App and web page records
----------
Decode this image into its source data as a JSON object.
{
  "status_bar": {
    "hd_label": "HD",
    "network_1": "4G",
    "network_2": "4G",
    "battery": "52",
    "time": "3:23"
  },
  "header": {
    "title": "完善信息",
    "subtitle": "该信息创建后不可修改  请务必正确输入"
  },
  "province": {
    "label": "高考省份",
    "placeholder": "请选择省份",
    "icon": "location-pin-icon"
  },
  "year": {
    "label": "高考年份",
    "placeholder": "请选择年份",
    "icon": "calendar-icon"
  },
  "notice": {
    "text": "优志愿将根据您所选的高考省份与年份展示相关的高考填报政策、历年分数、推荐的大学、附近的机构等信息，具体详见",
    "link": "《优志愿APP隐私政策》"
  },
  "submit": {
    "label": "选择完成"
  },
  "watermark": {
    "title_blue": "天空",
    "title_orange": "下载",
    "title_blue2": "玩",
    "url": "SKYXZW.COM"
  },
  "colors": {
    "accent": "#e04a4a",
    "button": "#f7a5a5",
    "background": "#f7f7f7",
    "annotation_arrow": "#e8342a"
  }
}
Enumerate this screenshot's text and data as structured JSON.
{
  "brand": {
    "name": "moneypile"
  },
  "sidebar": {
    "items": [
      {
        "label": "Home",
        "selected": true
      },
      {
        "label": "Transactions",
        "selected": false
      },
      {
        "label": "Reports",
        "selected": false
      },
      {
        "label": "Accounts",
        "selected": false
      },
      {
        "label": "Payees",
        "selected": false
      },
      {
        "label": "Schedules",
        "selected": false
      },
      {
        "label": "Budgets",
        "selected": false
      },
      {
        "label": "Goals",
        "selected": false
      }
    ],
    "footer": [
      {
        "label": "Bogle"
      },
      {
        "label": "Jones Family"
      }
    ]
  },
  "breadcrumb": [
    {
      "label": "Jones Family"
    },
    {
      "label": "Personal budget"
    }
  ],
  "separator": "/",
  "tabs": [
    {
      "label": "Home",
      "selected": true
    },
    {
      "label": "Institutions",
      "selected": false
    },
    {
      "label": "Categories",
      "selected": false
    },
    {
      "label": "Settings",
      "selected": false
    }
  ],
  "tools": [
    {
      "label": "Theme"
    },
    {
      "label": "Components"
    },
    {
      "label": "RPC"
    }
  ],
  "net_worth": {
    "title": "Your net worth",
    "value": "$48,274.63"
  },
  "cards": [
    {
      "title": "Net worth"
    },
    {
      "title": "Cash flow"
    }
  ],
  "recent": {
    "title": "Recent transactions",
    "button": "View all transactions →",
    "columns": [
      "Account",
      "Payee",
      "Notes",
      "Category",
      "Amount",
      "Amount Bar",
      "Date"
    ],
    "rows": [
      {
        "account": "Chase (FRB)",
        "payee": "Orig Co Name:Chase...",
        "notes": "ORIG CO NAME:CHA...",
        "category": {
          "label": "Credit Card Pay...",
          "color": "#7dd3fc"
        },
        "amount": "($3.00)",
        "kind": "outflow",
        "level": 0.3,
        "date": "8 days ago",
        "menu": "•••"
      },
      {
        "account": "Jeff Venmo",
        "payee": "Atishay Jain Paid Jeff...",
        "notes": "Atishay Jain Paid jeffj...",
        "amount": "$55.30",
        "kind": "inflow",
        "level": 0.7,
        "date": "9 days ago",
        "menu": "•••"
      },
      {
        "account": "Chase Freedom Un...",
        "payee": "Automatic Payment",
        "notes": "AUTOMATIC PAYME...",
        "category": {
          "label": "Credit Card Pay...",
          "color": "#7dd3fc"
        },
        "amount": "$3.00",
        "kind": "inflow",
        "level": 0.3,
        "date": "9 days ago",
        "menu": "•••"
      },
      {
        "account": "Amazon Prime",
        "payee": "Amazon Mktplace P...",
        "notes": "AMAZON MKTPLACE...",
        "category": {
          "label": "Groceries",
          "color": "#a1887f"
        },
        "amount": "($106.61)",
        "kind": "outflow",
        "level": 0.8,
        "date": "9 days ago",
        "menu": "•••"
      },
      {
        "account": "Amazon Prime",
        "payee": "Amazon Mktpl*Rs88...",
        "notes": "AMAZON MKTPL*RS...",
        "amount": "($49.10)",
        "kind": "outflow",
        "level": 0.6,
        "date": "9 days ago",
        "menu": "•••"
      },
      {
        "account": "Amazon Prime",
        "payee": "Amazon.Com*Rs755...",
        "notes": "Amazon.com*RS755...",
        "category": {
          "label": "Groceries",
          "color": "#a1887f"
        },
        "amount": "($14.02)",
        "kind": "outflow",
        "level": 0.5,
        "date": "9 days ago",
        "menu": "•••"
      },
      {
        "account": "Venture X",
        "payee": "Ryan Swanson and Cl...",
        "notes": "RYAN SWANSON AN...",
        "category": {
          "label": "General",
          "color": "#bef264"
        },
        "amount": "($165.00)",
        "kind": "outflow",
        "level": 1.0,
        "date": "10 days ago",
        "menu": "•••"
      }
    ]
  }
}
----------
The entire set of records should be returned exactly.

Decode this image into its source data as a JSON object.
{
  "status_bar": {
    "hd_label": "HD",
    "network_1": "4G",
    "network_2": "4G",
    "battery": "52",
    "time": "3:23"
  },
  "header": {
    "title": "完善信息",
    "subtitle": "该信息创建后不可修改  请务必正确输入"
  },
  "province": {
    "label": "高考省份",
    "placeholder": "请选择省份",
    "icon": "location-pin-icon"
  },
  "year": {
    "label": "高考年份",
    "placeholder": "请选择年份",
    "icon": "calendar-icon"
  },
  "notice": {
    "text": "优志愿将根据您所选的高考省份与年份展示相关的高考填报政策、历年分数、推荐的大学、附近的机构等信息，具体详见",
    "link": "《优志愿APP隐私政策》"
  },
  "submit": {
    "label": "选择完成"
  },
  "watermark": {
    "title_blue": "天空",
    "title_orange": "下载",
    "title_blue2": "玩",
    "url": "SKYXZW.COM"
  },
  "colors": {
    "accent": "#e04a4a",
    "button": "#f7a5a5",
    "background": "#f7f7f7",
    "annotation_arrow": "#e8342a"
  }
}
Enumerate this screenshot's text and data as structured JSON.
{
  "brand": {
    "name": "moneypile"
  },
  "sidebar": {
    "items": [
      {
        "label": "Home",
        "selected": true
      },
      {
        "label": "Transactions",
        "selected": false
      },
      {
        "label": "Reports",
        "selected": false
      },
      {
        "label": "Accounts",
        "selected": false
      },
      {
        "label": "Payees",
        "selected": false
      },
      {
        "label": "Schedules",
        "selected": false
      },
      {
        "label": "Budgets",
        "selected": false
      },
      {
        "label": "Goals",
        "selected": false
      }
    ],
    "footer": [
      {
        "label": "Bogle"
      },
      {
        "label": "Jones Family"
      }
    ]
  },
  "breadcrumb": [
    {
      "label": "Jones Family"
    },
    {
      "label": "Personal budget"
    }
  ],
  "separator": "/",
  "tabs": [
    {
      "label": "Home",
      "selected": true
    },
    {
      "label": "Institutions",
      "selected": false
    },
    {
      "label": "Categories",
      "selected": false
    },
    {
      "label": "Settings",
      "selected": false
    }
  ],
  "tools": [
    {
      "label": "Theme"
    },
    {
      "label": "Components"
    },
    {
      "label": "RPC"
    }
  ],
  "net_worth": {
    "title": "Your net worth",
    "value": "$48,274.63"
  },
  "cards": [
    {
      "title": "Net worth"
    },
    {
      "title": "Cash flow"
    }
  ],
  "recent": {
    "title": "Recent transactions",
    "button": "View all transactions →",
    "columns": [
      "Account",
      "Payee",
      "Notes",
      "Category",
      "Amount",
      "Amount Bar",
      "Date"
    ],
    "rows": [
      {
        "account": "Chase (FRB)",
        "payee": "Orig Co Name:Chase...",
        "notes": "ORIG CO NAME:CHA...",
        "category": {
          "label": "Credit Card Pay...",
          "color": "#7dd3fc"
        },
        "amount": "($3.00)",
        "kind": "outflow",
        "level": 0.3,
        "date": "8 days ago",
        "menu": "•••"
      },
      {
        "account": "Jeff Venmo",
        "payee": "Atishay Jain Paid Jeff...",
        "notes": "Atishay Jain Paid jeffj...",
        "amount": "$55.30",
        "kind": "inflow",
        "level": 0.7,
        "date": "9 days ago",
        "menu": "•••"
      },
      {
        "account": "Chase Freedom Un...",
        "payee": "Automatic Payment",
        "notes": "AUTOMATIC PAYME...",
        "category": {
          "label": "Credit Card Pay...",
          "color": "#7dd3fc"
        },
        "amount": "$3.00",
        "kind": "inflow",
        "level": 0.3,
        "date": "9 days ago",
        "menu": "•••"
      },
      {
        "account": "Amazon Prime",
        "payee": "Amazon Mktplace P...",
        "notes": "AMAZON MKTPLACE...",
        "category": {
          "label": "Groceries",
          "color": "#a1887f"
        },
        "amount": "($106.61)",
        "kind": "outflow",
        "level": 0.8,
        "date": "9 days ago",
        "menu": "•••"
      },
      {
        "account": "Amazon Prime",
        "payee": "Amazon Mktpl*Rs88...",
        "notes": "AMAZON MKTPL*RS...",
        "amount": "($49.10)",
        "kind": "outflow",
        "level": 0.6,
        "date": "9 days ago",
        "menu": "•••"
      },
      {
        "account": "Amazon Prime",
        "payee": "Amazon.Com*Rs755...",
        "notes": "Amazon.com*RS755...",
        "category": {
          "label": "Groceries",
          "color": "#a1887f"
        },
        "amount": "($14.02)",
        "kind": "outflow",
        "level": 0.5,
        "date": "9 days ago",
        "menu": "•••"
      },
      {
        "account": "Venture X",
        "payee": "Ryan Swanson and Cl...",
        "notes": "RYAN SWANSON AN...",
        "category": {
          "label": "General",
          "color": "#bef264"
        },
        "amount": "($165.00)",
        "kind": "outflow",
        "level": 1.0,
        "date": "10 days ago",
        "menu": "•••"
      }
    ]
  }
}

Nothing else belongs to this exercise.